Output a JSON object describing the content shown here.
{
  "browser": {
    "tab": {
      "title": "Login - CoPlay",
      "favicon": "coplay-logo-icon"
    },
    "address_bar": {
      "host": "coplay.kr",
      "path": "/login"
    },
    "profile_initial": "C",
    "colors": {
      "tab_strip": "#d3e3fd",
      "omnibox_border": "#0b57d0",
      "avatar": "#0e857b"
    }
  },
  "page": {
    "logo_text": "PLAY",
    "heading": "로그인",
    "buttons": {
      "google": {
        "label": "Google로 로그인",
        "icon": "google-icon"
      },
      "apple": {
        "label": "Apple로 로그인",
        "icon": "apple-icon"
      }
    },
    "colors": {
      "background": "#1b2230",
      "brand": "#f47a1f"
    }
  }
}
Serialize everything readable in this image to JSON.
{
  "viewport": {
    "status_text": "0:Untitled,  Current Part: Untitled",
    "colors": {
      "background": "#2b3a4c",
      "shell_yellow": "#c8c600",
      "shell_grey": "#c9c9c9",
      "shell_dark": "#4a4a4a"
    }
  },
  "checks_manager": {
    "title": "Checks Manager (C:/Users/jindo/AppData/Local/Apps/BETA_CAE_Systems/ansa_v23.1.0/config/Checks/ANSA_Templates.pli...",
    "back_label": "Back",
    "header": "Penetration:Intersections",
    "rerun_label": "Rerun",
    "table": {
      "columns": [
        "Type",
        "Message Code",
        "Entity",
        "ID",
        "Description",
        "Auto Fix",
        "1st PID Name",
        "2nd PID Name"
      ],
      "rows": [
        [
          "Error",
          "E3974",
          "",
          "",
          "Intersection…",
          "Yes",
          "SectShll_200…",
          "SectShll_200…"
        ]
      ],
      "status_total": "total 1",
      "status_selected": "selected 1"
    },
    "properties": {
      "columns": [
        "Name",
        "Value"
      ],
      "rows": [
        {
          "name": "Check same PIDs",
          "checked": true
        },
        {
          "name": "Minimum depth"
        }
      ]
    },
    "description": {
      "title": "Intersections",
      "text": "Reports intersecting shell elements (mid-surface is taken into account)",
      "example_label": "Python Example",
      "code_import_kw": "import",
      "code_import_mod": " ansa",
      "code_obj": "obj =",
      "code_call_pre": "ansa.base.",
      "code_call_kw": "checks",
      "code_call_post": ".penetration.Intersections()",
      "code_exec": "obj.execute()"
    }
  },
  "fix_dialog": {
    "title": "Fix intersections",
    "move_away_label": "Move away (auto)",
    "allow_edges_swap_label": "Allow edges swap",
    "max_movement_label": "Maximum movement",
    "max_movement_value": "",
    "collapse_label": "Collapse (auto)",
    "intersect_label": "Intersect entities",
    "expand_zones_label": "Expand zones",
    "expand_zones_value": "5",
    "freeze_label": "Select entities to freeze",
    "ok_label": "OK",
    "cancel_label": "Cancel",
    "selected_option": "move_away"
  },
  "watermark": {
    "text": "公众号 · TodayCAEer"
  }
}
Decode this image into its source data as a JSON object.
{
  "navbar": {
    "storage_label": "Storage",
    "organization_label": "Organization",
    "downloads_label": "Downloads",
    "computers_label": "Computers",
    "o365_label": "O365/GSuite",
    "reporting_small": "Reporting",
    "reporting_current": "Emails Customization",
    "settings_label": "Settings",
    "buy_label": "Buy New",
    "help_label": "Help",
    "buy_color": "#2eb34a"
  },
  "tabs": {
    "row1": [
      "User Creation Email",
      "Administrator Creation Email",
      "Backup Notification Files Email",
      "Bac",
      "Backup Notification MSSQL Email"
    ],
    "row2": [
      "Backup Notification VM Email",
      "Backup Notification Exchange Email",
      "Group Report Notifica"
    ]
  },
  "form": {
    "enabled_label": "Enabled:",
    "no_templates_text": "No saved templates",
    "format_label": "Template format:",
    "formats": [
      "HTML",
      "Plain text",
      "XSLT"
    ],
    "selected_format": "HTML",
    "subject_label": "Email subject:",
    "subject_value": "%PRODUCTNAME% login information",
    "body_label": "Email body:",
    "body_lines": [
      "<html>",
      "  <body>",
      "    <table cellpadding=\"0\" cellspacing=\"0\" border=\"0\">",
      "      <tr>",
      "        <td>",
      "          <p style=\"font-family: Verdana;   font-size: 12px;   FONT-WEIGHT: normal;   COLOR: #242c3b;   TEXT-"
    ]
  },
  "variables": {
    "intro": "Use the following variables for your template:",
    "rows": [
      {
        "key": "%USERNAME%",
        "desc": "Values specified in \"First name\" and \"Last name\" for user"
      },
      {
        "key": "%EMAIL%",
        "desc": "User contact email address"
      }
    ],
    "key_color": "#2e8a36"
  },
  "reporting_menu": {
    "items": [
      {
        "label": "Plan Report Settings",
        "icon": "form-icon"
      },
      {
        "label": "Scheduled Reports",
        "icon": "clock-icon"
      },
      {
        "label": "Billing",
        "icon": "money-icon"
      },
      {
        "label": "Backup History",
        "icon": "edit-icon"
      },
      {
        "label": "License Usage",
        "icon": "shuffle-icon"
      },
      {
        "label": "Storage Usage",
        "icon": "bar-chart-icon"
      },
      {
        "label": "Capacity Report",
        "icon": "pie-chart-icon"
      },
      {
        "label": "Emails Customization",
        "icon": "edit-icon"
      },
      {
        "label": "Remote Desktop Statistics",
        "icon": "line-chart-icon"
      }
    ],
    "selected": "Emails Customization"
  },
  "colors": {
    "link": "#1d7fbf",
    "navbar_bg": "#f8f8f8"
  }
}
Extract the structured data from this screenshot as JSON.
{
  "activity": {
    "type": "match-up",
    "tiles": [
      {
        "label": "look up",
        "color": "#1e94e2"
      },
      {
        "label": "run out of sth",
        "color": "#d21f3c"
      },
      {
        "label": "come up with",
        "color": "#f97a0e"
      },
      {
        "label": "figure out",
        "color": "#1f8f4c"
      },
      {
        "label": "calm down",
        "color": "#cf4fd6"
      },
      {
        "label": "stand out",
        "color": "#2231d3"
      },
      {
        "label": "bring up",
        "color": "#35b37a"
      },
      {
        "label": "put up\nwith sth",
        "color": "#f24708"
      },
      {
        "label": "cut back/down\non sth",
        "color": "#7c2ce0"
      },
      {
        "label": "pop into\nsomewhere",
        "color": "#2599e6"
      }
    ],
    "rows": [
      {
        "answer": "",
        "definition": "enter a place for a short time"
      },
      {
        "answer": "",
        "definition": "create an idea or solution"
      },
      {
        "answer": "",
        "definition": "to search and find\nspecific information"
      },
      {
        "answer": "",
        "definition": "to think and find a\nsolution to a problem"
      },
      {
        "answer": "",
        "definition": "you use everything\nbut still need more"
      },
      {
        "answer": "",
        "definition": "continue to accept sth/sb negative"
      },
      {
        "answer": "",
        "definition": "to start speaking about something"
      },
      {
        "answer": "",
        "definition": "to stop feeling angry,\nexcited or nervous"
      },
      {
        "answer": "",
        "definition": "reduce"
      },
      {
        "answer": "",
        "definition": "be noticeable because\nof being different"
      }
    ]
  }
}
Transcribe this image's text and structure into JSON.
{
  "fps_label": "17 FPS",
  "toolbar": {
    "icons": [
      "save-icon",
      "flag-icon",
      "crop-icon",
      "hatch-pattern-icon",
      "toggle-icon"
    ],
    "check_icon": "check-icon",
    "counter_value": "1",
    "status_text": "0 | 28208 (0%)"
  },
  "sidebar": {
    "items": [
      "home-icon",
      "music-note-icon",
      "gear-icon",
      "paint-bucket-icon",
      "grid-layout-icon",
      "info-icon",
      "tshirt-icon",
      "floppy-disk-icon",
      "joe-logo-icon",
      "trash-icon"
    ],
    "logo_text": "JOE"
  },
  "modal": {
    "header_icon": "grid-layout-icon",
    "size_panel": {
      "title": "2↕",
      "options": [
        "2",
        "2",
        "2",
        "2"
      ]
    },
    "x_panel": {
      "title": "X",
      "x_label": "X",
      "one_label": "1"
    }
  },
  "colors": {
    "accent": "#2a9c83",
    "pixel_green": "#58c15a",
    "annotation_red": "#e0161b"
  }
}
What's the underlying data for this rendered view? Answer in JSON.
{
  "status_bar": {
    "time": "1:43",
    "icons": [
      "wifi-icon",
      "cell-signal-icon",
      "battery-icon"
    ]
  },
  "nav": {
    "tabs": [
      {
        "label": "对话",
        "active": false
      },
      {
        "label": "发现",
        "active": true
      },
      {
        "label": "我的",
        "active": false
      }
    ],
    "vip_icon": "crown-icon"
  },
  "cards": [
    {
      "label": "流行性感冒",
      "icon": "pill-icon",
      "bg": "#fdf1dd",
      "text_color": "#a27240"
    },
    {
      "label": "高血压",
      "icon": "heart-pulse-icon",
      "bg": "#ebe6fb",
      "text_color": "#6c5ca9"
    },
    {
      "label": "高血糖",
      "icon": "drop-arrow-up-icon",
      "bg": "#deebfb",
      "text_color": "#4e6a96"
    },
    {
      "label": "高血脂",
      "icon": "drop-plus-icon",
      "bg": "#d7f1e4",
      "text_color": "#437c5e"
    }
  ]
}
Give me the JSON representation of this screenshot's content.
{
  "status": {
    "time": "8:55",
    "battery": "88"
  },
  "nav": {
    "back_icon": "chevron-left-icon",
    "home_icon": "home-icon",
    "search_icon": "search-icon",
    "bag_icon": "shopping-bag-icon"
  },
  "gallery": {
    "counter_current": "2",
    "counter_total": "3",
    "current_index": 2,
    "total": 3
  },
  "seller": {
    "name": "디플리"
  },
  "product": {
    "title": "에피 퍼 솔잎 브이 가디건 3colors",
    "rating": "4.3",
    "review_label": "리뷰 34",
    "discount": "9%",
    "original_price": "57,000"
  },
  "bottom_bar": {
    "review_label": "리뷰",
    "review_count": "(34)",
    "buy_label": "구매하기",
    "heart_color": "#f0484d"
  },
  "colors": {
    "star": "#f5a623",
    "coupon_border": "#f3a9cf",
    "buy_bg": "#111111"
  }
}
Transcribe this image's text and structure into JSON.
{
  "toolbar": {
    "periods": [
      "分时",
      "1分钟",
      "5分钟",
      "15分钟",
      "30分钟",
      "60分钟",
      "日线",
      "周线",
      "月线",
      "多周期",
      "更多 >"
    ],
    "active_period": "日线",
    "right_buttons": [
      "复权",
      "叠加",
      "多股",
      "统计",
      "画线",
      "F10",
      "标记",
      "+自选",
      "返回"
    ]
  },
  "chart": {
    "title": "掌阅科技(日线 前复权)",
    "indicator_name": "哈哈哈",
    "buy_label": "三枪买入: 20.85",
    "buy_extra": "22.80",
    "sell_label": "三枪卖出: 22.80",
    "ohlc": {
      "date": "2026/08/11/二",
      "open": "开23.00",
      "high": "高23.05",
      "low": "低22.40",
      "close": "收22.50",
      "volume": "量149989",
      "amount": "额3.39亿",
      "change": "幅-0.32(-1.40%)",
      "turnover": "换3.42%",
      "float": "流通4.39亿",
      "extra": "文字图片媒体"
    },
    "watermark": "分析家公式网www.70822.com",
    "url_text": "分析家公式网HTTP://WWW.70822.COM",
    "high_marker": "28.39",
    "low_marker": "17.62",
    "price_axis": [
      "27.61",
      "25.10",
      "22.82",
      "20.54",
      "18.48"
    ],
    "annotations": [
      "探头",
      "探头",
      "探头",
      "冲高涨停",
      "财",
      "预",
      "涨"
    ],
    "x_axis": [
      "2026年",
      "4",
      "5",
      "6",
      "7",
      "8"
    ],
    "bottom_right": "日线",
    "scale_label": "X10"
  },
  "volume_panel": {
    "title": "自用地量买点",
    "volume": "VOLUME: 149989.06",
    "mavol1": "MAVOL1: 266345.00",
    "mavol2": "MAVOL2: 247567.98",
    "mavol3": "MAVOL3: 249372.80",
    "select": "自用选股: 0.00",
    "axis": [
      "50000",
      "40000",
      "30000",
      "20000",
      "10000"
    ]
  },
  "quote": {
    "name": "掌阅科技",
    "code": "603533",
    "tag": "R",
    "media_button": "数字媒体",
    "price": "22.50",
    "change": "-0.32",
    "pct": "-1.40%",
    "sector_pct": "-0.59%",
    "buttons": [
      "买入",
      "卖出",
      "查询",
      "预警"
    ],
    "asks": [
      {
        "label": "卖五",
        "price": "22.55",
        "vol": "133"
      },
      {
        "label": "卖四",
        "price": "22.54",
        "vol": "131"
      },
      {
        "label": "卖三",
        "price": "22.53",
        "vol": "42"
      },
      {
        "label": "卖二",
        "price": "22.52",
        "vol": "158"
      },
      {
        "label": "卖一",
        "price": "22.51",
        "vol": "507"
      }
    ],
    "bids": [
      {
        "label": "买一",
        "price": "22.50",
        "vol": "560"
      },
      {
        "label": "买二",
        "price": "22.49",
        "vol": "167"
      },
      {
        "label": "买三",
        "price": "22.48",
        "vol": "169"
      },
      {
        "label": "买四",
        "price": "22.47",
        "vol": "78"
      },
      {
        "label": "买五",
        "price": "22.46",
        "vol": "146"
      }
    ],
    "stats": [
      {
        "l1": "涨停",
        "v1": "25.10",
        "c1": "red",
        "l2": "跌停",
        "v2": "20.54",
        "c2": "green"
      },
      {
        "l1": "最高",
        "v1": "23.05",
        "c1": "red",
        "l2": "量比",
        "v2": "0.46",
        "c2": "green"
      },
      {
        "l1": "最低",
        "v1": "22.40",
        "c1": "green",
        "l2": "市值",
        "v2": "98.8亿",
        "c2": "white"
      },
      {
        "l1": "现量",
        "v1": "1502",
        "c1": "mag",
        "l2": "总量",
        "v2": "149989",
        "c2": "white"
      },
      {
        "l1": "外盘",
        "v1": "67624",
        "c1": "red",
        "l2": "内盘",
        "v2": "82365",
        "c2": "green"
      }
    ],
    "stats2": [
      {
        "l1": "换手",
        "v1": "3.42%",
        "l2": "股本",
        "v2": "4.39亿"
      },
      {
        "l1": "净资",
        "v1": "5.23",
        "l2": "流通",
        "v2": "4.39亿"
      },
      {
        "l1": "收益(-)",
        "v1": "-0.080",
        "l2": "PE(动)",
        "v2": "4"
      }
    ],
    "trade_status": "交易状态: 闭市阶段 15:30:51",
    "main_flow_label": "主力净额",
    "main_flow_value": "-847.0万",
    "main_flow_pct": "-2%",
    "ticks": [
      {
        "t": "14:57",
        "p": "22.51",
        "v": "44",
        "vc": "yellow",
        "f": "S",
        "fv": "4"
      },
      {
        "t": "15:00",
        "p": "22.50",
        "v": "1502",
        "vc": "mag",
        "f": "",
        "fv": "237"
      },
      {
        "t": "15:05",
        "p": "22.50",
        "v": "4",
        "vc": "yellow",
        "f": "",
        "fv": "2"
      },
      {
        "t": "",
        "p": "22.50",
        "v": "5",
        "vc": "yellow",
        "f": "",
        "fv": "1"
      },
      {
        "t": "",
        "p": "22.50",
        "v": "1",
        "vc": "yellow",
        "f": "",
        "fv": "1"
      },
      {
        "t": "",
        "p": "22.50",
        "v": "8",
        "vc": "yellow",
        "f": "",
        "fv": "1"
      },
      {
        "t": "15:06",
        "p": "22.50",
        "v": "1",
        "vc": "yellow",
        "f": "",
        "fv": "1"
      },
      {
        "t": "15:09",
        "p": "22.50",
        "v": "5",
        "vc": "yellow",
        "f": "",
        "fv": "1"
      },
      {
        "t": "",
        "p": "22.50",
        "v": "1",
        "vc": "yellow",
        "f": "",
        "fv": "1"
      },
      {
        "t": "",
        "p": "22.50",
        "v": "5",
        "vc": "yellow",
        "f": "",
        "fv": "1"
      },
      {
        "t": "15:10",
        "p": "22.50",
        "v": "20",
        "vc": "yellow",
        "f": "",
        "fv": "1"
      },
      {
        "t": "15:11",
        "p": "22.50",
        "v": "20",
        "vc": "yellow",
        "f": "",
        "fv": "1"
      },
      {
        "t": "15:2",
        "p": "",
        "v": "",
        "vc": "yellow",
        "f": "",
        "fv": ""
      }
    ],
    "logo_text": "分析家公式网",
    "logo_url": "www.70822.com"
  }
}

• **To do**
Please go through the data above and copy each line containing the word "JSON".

• **Response to this exercise**
Output a JSON object describing the content shown here.
Serialize everything readable in this image to JSON.
Decode this image into its source data as a JSON object.
Extract the structured data from this screenshot as JSON.
Transcribe this image's text and structure into JSON.
What's the underlying data for this rendered view? Answer in JSON.
Give me the JSON representation of this screenshot's content.
Transcribe this image's text and structure into JSON.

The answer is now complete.